You can't drink enough red wine to get the effect, alas, but if they can copy the chemistry, it may help keep seniors from falling so much.
Some interesting research involving resveratrol, the oft-cited red wine health-claim ingredient, was delivered at the 244th National Meeting & Exposition of the American Chemical Society in Philadephia last week.
Researchers found that the antioxidant "might help improve mobility and prevent life-threatening falls among older people," according to the ACS release.
The study team tested the coordination of mice on a steel mesh balance beam, and found, predictably, that older mice performed less well than younger mice. Then they started feeding the older mice resveratrol.
"By week four," says ACS, "the older mice made far fewer missteps and were on par with the young mice."

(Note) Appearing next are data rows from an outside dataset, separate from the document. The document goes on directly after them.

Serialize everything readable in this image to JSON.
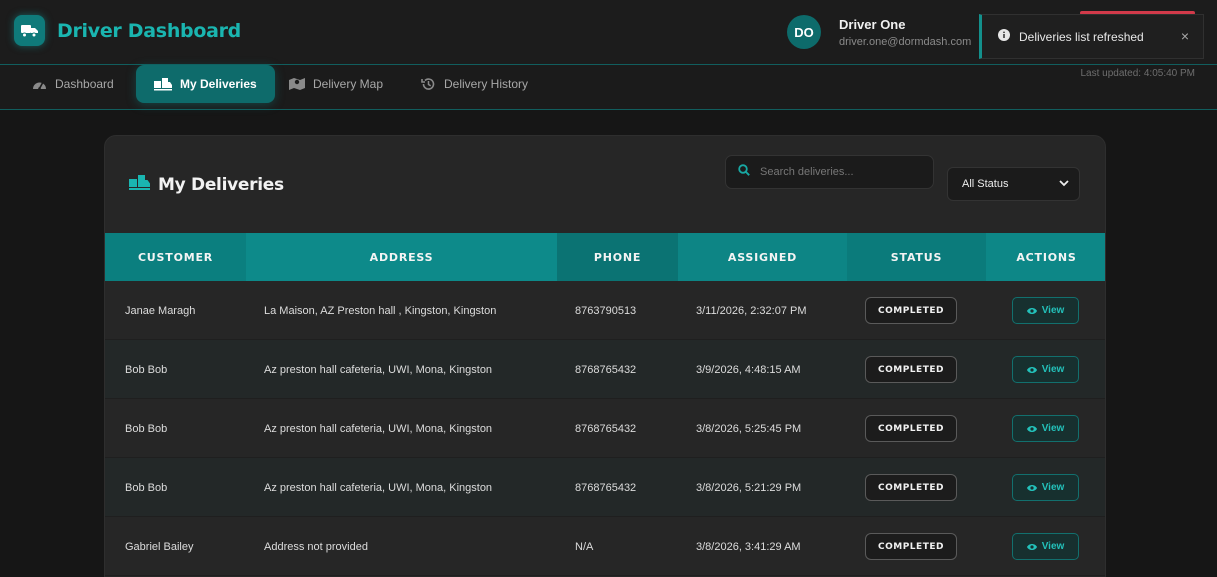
{
  "header": {
    "title": "Driver Dashboard",
    "user_initials": "DO",
    "user_name": "Driver One",
    "user_email": "driver.one@dormdash.com"
  },
  "toast": {
    "message": "Deliveries list refreshed",
    "close": "×"
  },
  "nav": {
    "tabs": [
      {
        "label": "Dashboard",
        "icon": "gauge-icon"
      },
      {
        "label": "My Deliveries",
        "icon": "deliveries-icon",
        "active": true
      },
      {
        "label": "Delivery Map",
        "icon": "map-icon"
      },
      {
        "label": "Delivery History",
        "icon": "history-icon"
      }
    ],
    "last_updated": "Last updated: 4:05:40 PM"
  },
  "card": {
    "title": "My Deliveries",
    "search_placeholder": "Search deliveries...",
    "status_filter": "All Status"
  },
  "table": {
    "columns": [
      "CUSTOMER",
      "ADDRESS",
      "PHONE",
      "ASSIGNED",
      "STATUS",
      "ACTIONS"
    ],
    "rows": [
      {
        "customer": "Janae Maragh",
        "address": "La Maison, AZ Preston hall , Kingston, Kingston",
        "phone": "8763790513",
        "assigned": "3/11/2026, 2:32:07 PM",
        "status": "COMPLETED",
        "action": "View"
      },
      {
        "customer": "Bob Bob",
        "address": "Az preston hall cafeteria, UWI, Mona, Kingston",
        "phone": "8768765432",
        "assigned": "3/9/2026, 4:48:15 AM",
        "status": "COMPLETED",
        "action": "View"
      },
      {
        "customer": "Bob Bob",
        "address": "Az preston hall cafeteria, UWI, Mona, Kingston",
        "phone": "8768765432",
        "assigned": "3/8/2026, 5:25:45 PM",
        "status": "COMPLETED",
        "action": "View"
      },
      {
        "customer": "Bob Bob",
        "address": "Az preston hall cafeteria, UWI, Mona, Kingston",
        "phone": "8768765432",
        "assigned": "3/8/2026, 5:21:29 PM",
        "status": "COMPLETED",
        "action": "View"
      },
      {
        "customer": "Gabriel Bailey",
        "address": "Address not provided",
        "phone": "N/A",
        "assigned": "3/8/2026, 3:41:29 AM",
        "status": "COMPLETED",
        "action": "View"
      }
    ]
  },
  "colors": {
    "accent": "#1ab5b0",
    "header_bg": "#0e8a8a",
    "logout": "#d23a4a"
  }
}
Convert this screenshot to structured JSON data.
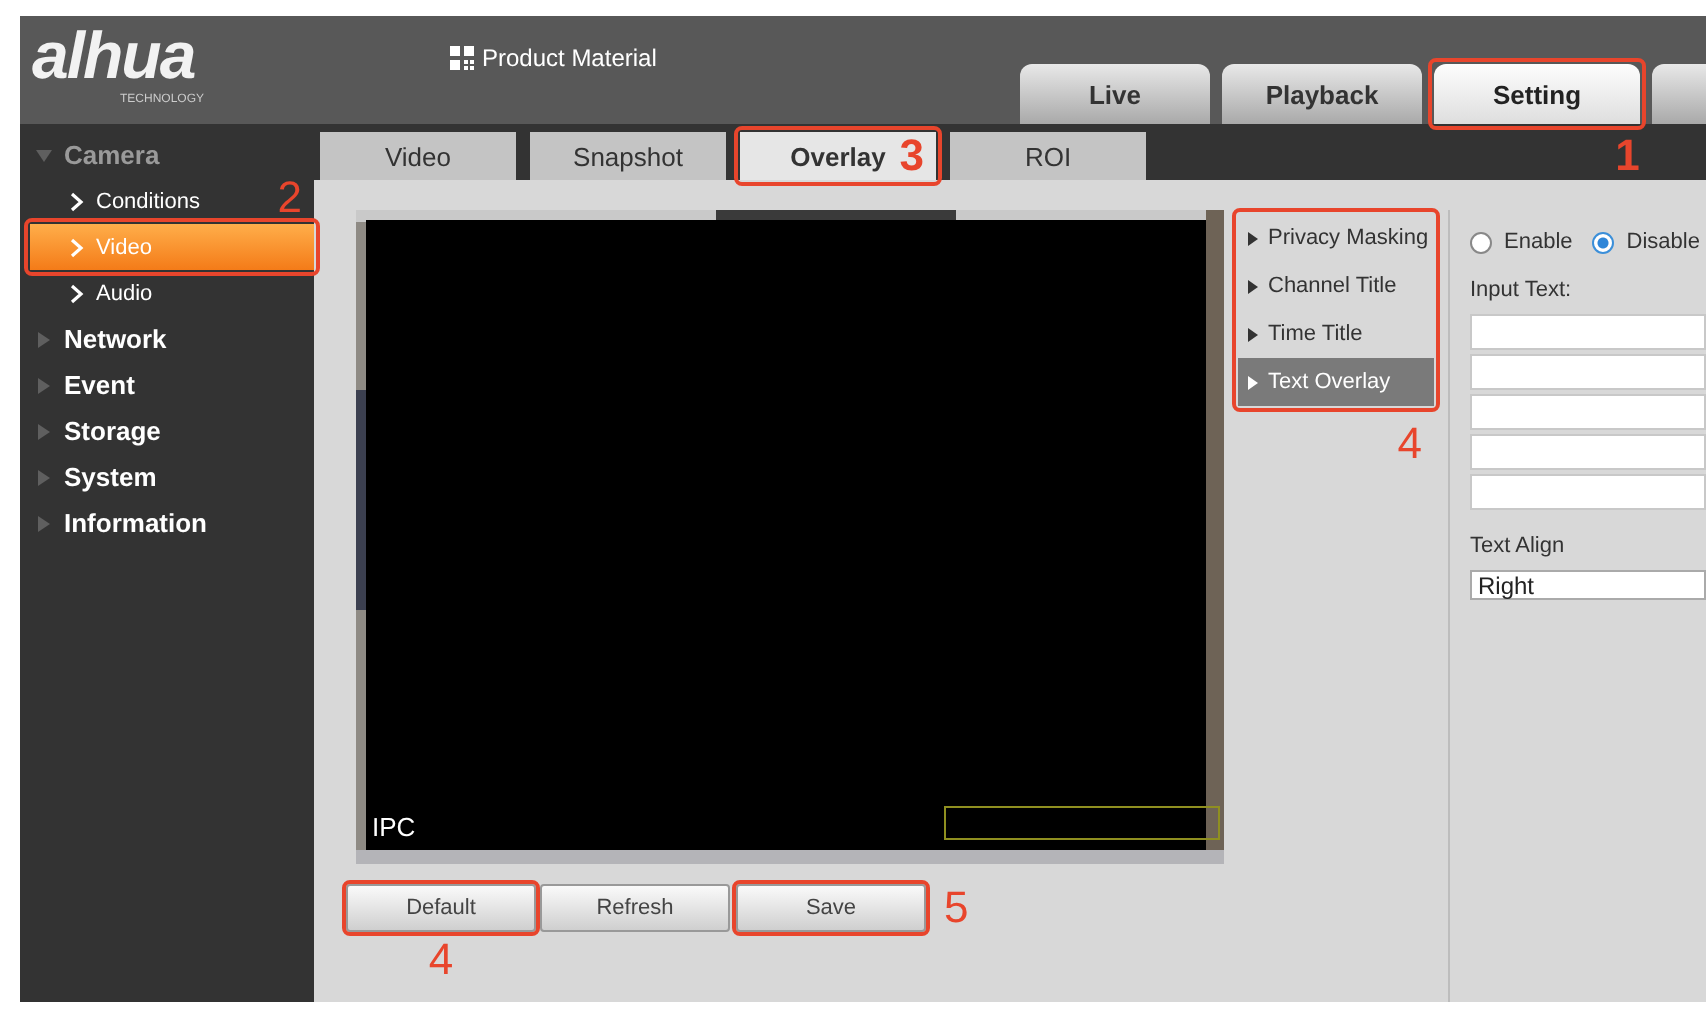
{
  "header": {
    "logo": "alhua",
    "logo_subtitle": "TECHNOLOGY",
    "product_link": "Product Material"
  },
  "top_tabs": [
    {
      "label": "Live",
      "selected": false,
      "highlighted": false
    },
    {
      "label": "Playback",
      "selected": false,
      "highlighted": false
    },
    {
      "label": "Setting",
      "selected": true,
      "highlighted": true,
      "step": "1"
    }
  ],
  "sidebar": {
    "items": [
      {
        "label": "Camera",
        "expanded": true,
        "children": [
          {
            "label": "Conditions",
            "selected": false,
            "highlighted": false
          },
          {
            "label": "Video",
            "selected": true,
            "highlighted": true,
            "step": "2"
          },
          {
            "label": "Audio",
            "selected": false,
            "highlighted": false
          }
        ]
      },
      {
        "label": "Network",
        "expanded": false
      },
      {
        "label": "Event",
        "expanded": false
      },
      {
        "label": "Storage",
        "expanded": false
      },
      {
        "label": "System",
        "expanded": false
      },
      {
        "label": "Information",
        "expanded": false
      }
    ]
  },
  "sub_tabs": [
    {
      "label": "Video",
      "selected": false,
      "highlighted": false
    },
    {
      "label": "Snapshot",
      "selected": false,
      "highlighted": false
    },
    {
      "label": "Overlay",
      "selected": true,
      "highlighted": true,
      "step": "3"
    },
    {
      "label": "ROI",
      "selected": false,
      "highlighted": false
    }
  ],
  "preview": {
    "channel_title": "IPC"
  },
  "buttons": [
    {
      "label": "Default",
      "highlighted": true,
      "step": "4"
    },
    {
      "label": "Refresh",
      "highlighted": false
    },
    {
      "label": "Save",
      "highlighted": true,
      "step": "5"
    }
  ],
  "overlay_menu": {
    "highlighted": true,
    "step": "4",
    "items": [
      {
        "label": "Privacy Masking",
        "selected": false
      },
      {
        "label": "Channel Title",
        "selected": false
      },
      {
        "label": "Time Title",
        "selected": false
      },
      {
        "label": "Text Overlay",
        "selected": true
      }
    ]
  },
  "settings": {
    "mode": [
      {
        "label": "Enable",
        "selected": false
      },
      {
        "label": "Disable",
        "selected": true
      }
    ],
    "input_text_label": "Input Text:",
    "input_fields": [
      {
        "disabled": false
      },
      {
        "disabled": false
      },
      {
        "disabled": false
      },
      {
        "disabled": false
      },
      {
        "disabled": false
      }
    ],
    "text_align_label": "Text Align",
    "text_align": {
      "value": "Right"
    }
  }
}
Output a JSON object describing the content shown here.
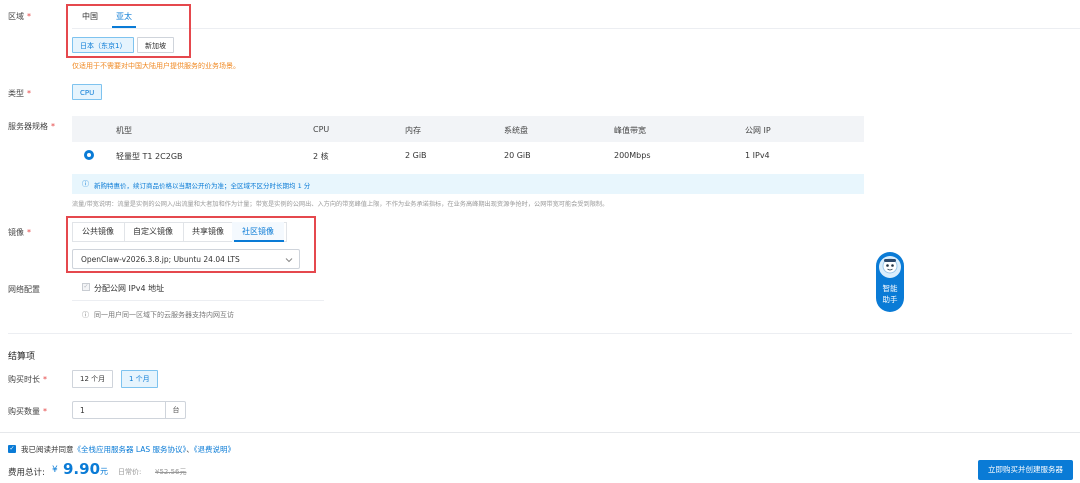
{
  "region": {
    "label": "区域",
    "tabs": [
      "中国",
      "亚太"
    ],
    "cities": [
      "日本（东京1）",
      "新加坡"
    ],
    "hint": "仅适用于不需要对中国大陆用户提供服务的业务场景。"
  },
  "type": {
    "label": "类型",
    "option": "CPU"
  },
  "spec": {
    "label": "服务器规格",
    "columns": [
      "机型",
      "CPU",
      "内存",
      "系统盘",
      "峰值带宽",
      "公网 IP"
    ],
    "row": [
      "轻量型 T1 2C2GB",
      "2 核",
      "2 GiB",
      "20 GiB",
      "200Mbps",
      "1 IPv4"
    ],
    "notice": "新购特惠价，续订商品价格以当期公开价为准；全区域不区分时长期均 1 分",
    "traffic_note": "流量/带宽说明：流量是实例的公网入/出流量和大者加和作为计量；带宽是实例的公网出、入方向的带宽峰值上限，不作为业务承诺指标，在业务高峰期出现资源争抢时，公网带宽可能会受到限制。"
  },
  "image": {
    "label": "镜像",
    "tabs": [
      "公共镜像",
      "自定义镜像",
      "共享镜像",
      "社区镜像"
    ],
    "selected": "OpenClaw-v2026.3.8.jp; Ubuntu 24.04 LTS"
  },
  "network": {
    "label": "网络配置",
    "checkbox": "分配公网 IPv4 地址",
    "note": "同一用户同一区域下的云服务器支持内网互访"
  },
  "billing": {
    "section_title": "结算项",
    "duration_label": "购买时长",
    "durations": [
      "12 个月",
      "1 个月"
    ],
    "quantity_label": "购买数量",
    "quantity": "1",
    "quantity_unit": "台"
  },
  "footer": {
    "agree_prefix": "我已阅读并同意",
    "agree_link1": "《全栈应用服务器 LAS 服务协议》",
    "agree_sep": "、",
    "agree_link2": "《退费说明》",
    "total_label": "费用总计:",
    "currency": "¥",
    "price": "9.90",
    "price_unit": "元",
    "original_label": "日常价:",
    "original_price": "¥52.56元",
    "buy_button": "立即购买并创建服务器"
  },
  "assistant": {
    "label1": "智能",
    "label2": "助手"
  },
  "colors": {
    "accent": "#0a7bd6",
    "required": "#e54545",
    "highlight_box": "#e5484d",
    "price": "#0a7bd6"
  }
}
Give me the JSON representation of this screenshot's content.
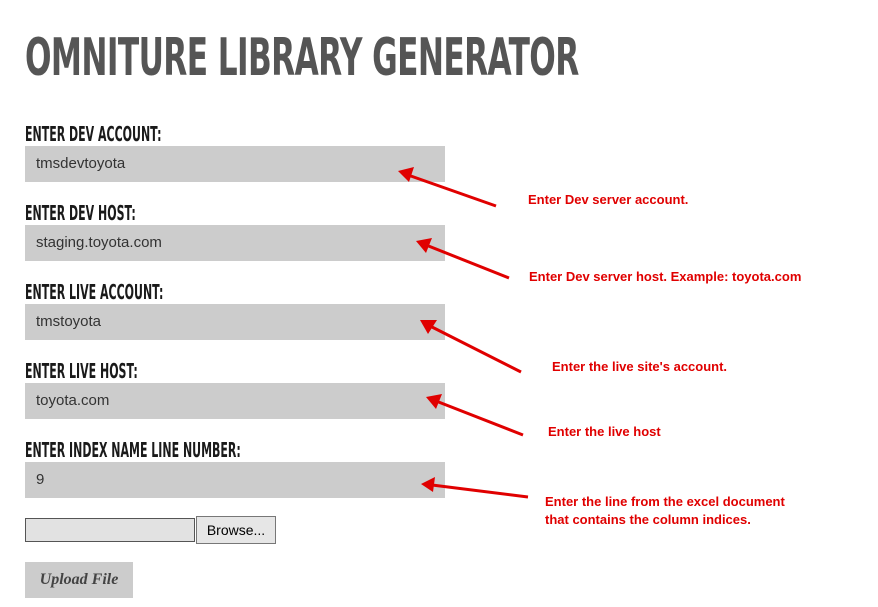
{
  "page": {
    "title": "OMNITURE LIBRARY GENERATOR"
  },
  "form": {
    "dev_account": {
      "label": "ENTER DEV ACCOUNT:",
      "value": "tmsdevtoyota"
    },
    "dev_host": {
      "label": "ENTER DEV HOST:",
      "value": "staging.toyota.com"
    },
    "live_account": {
      "label": "ENTER LIVE ACCOUNT:",
      "value": "tmstoyota"
    },
    "live_host": {
      "label": "ENTER LIVE HOST:",
      "value": "toyota.com"
    },
    "index_line": {
      "label": "ENTER INDEX NAME LINE NUMBER:",
      "value": "9"
    },
    "file": {
      "browse_label": "Browse..."
    },
    "upload_label": "Upload File"
  },
  "annotations": {
    "dev_account": "Enter Dev server account.",
    "dev_host": "Enter Dev server host. Example: toyota.com",
    "live_account": "Enter the live site's account.",
    "live_host": "Enter the live host",
    "index_line_1": "Enter the line from the excel document",
    "index_line_2": "that contains the column indices."
  },
  "colors": {
    "field_bg": "#cccccc",
    "title": "#555555",
    "annotation": "#e00000"
  }
}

We can understand why readers might be suspicious of yet another red wine health story. But this report sounds sober enough, so to speak; lead researcher Jane E. Cavanaugh isn't promoting a claim for red wine -- "a 150-pound person would have to drink almost 700 4-ounce glasses of red wine a day to absorb enough resveratrol to get any beneficial effects," the release says.
So the team is looking for "similar man-made compounds" that would exponentiate the resveratrol effect sufficiently to provide the benefit. That would be a blessing, as so far Vitamin D and exercise are about the best tools we have for that.